Jane Got a Gun was plagued by numerous production problems, and it will be remembered more for its behind-the-scenes tumult than on its own merit as a film. The original screenplay by Brian Duffield was a hot property, landing on the Black List of best-liked screenplays in Hollywood back in 2011. Natalie Portman was attached to star and produce, with Lynne Ramsay of We Need to Talk About Kevin fame directing. Severe disagreements led to Ramsay dropping out on the first day of principal photography, with a bitter legal battle ensuing. Warrior director Gavin O’Connor was roped in to replace her, but the film’s troubles were just beginning. Michael Fassbender, Jude Law and Bradley Cooper were all attached at different points and Edgerton ended up switching roles from the villain John Bishop to the ex-fiancée Dan Frost. The release date was shifted back multiple times, with distributor Relativity Media dropping the film and The Weinstein Company later acquiring it.

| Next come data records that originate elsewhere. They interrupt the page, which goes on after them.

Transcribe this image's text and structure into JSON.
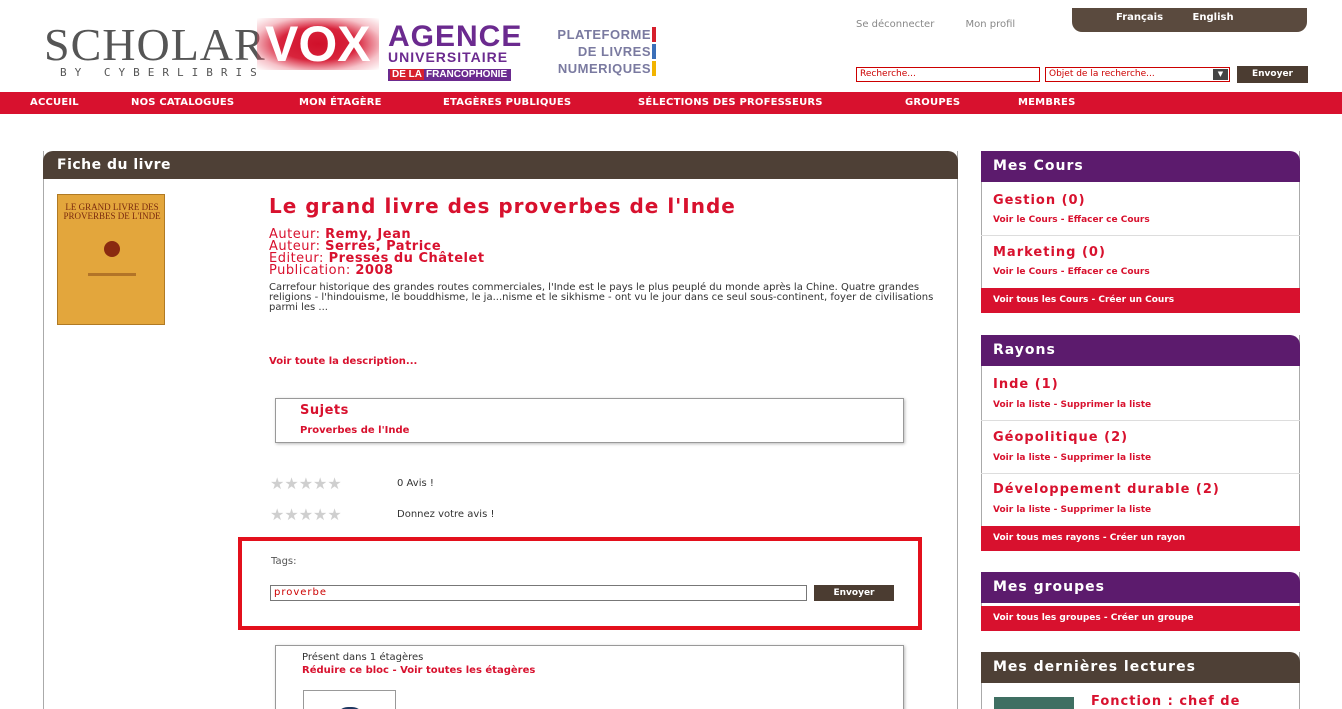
{
  "header": {
    "logo_scholar": "SCHOLAR",
    "logo_vox": "VOX",
    "logo_byline": "BY CYBERLIBRIS",
    "auf_line1": "AGENCE",
    "auf_line2": "UNIVERSITAIRE",
    "auf_line3_prefix": "DE LA",
    "auf_line3": "FRANCOPHONIE",
    "plateforme": [
      "PLATEFORME",
      "DE LIVRES",
      "NUMERIQUES"
    ],
    "logout": "Se déconnecter",
    "profile": "Mon profil",
    "lang_fr": "Français",
    "lang_en": "English",
    "search_placeholder": "Recherche...",
    "search_type": "Objet de la recherche...",
    "search_button": "Envoyer"
  },
  "nav": [
    "ACCUEIL",
    "NOS CATALOGUES",
    "MON ÉTAGÈRE",
    "ETAGÈRES PUBLIQUES",
    "SÉLECTIONS DES PROFESSEURS",
    "GROUPES",
    "MEMBRES"
  ],
  "book": {
    "panel_title": "Fiche du livre",
    "cover_text": "LE GRAND LIVRE DES PROVERBES DE L'INDE",
    "title": "Le grand livre des proverbes de l'Inde",
    "author_label": "Auteur:",
    "authors": [
      "Remy, Jean",
      "Serres, Patrice"
    ],
    "editor_label": "Editeur:",
    "editor": "Presses du Châtelet",
    "publication_label": "Publication:",
    "year": "2008",
    "description": "Carrefour historique des grandes routes commerciales, l'Inde est le pays le plus peuplé du monde après la Chine. Quatre grandes religions - l'hindouisme, le bouddhisme, le ja...nisme et le sikhisme - ont vu le jour dans ce seul sous-continent, foyer de civilisations parmi les ...",
    "description_link": "Voir toute la description...",
    "subjects_title": "Sujets",
    "subject": "Proverbes de l'Inde",
    "rating_count": "0 Avis !",
    "rating_prompt": "Donnez votre avis !",
    "stars": "★★★★★",
    "tags_label": "Tags:",
    "tags_value": "proverbe",
    "tags_button": "Envoyer",
    "shelf_text": "Présent dans 1 étagères",
    "shelf_links": "Réduire ce bloc - Voir toutes les étagères"
  },
  "sidebar": {
    "courses": {
      "title": "Mes Cours",
      "items": [
        {
          "name": "Gestion (0)",
          "links": "Voir le Cours - Effacer ce Cours"
        },
        {
          "name": "Marketing (0)",
          "links": "Voir le Cours - Effacer ce Cours"
        }
      ],
      "footer": "Voir tous les Cours - Créer un Cours"
    },
    "rayons": {
      "title": "Rayons",
      "items": [
        {
          "name": "Inde (1)",
          "links": "Voir la liste - Supprimer la liste"
        },
        {
          "name": "Géopolitique (2)",
          "links": "Voir la liste - Supprimer la liste"
        },
        {
          "name": "Développement durable (2)",
          "links": "Voir la liste - Supprimer la liste"
        }
      ],
      "footer": "Voir tous mes rayons - Créer un rayon"
    },
    "groups": {
      "title": "Mes groupes",
      "footer": "Voir tous les groupes - Créer un groupe"
    },
    "readings": {
      "title": "Mes dernières lectures",
      "item": "Fonction : chef de"
    }
  },
  "colors": {
    "accent_red": "#d8112e",
    "brown": "#4e4036",
    "purple": "#5c1b6d"
  }
}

For all the drama involved in getting the film made, one would expect it to, at the very least, be bad in an interesting way. No such luck. Jane Got a Gun is soporific and dreary, sorely lacking in a key element of any revenge story: passion. It looks, feels and sounds like a western, but there’s so little energy and momentum behind it. The title suggests a fun genre piece with a feminist twist, perhaps something akin to Kill Bill in the American frontier. Some of the expected ingredients are there, including a tragic back-story and a score to settle with an old enemy, but it’s so plodding and self-serious that getting invested in Jane’s tale is quite the task. It’s sometimes a pretty movie to look at, but most of the time it’s visually dull: the picture is sepia-tinted, then the flashbacks appear to have another layer of sepia tinting on top of that and this stylistic touch ends up creating even more distance between the audience and the story.

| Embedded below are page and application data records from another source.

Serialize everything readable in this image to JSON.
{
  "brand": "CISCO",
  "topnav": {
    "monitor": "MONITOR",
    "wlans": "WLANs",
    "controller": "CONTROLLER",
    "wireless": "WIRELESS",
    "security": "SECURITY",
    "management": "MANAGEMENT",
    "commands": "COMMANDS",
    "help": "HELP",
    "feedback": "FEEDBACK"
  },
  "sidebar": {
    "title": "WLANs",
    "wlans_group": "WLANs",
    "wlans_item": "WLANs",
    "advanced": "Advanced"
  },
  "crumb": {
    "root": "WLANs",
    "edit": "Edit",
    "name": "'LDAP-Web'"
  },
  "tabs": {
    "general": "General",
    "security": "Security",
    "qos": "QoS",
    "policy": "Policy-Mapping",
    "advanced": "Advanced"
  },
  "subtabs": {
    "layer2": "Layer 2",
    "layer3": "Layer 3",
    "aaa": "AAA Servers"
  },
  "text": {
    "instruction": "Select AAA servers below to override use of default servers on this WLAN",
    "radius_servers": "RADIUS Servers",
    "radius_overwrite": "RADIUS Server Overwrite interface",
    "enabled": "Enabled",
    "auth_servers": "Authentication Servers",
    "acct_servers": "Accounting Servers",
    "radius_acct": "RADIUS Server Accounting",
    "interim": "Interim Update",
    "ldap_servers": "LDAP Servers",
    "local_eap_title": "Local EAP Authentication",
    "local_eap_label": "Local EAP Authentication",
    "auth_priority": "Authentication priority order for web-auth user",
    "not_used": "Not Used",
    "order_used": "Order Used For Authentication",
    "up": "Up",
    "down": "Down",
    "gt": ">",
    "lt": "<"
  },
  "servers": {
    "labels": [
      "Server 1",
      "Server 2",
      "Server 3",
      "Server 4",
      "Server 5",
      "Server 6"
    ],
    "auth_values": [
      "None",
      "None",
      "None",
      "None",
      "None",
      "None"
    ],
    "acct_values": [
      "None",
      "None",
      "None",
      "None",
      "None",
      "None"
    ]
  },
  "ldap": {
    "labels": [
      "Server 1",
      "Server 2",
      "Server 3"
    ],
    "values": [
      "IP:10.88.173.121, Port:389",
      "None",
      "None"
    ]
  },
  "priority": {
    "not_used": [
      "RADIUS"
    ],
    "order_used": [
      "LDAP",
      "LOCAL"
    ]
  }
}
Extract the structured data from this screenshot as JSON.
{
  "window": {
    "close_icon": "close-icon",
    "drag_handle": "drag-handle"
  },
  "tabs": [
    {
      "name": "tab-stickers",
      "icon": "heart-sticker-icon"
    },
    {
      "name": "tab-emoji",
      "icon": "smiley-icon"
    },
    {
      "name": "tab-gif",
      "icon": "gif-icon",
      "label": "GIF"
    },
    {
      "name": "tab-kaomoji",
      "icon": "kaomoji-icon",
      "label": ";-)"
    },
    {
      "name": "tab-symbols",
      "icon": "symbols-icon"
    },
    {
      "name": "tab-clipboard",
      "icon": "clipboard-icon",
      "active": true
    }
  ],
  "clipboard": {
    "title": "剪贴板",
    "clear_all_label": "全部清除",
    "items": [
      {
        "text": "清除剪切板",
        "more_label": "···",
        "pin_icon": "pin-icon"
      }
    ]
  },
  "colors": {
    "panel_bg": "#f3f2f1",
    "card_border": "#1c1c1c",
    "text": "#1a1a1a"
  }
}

Portman may be playing the titular protagonist and has championed the film through the myriad obstacles it faced in getting made, but Jane Hammond will not go down as one of the great ass-kicking female characters in cinema history. There’s some emotional impact to Jane’s tortured past, but her supposed transformation into a gun-toting damsel no longer in distress is underwhelming. The love triangle between Jane, Ham and Dan bogs the movie down in melodramatics instead of creating any fireworks and nothing unconventional comes of the dynamics between the three characters. The villain in a revenge western should get to chew a good deal of scenery, but McGregor has too little screen time and too little material to work with, unable to create a particularly intimidating or striking villain. With Padmé, Obi-Wan and Owen Lars in the same movie, it’s a mini Attack of the Clones reunion.
Jane Got a Gun has a round or two in the chamber: the climactic standoff brims with tension and the sombre atmosphere is sometimes effective. It is morbidly fascinating to read about how a straight-forward western got mired in so many production troubles and it is admirable that last-minute replacement director O’Connor was able to salvage it all. However, in the aftermath of this hullabaloo, all Jane Got a Gun has to show for it is mediocrity.
Summary: Dour and slow, Jane Got a Gun fails to make good on its promise of a fun genre piece starring a dynamic female lead.
RATING: 2 out of 5 Stars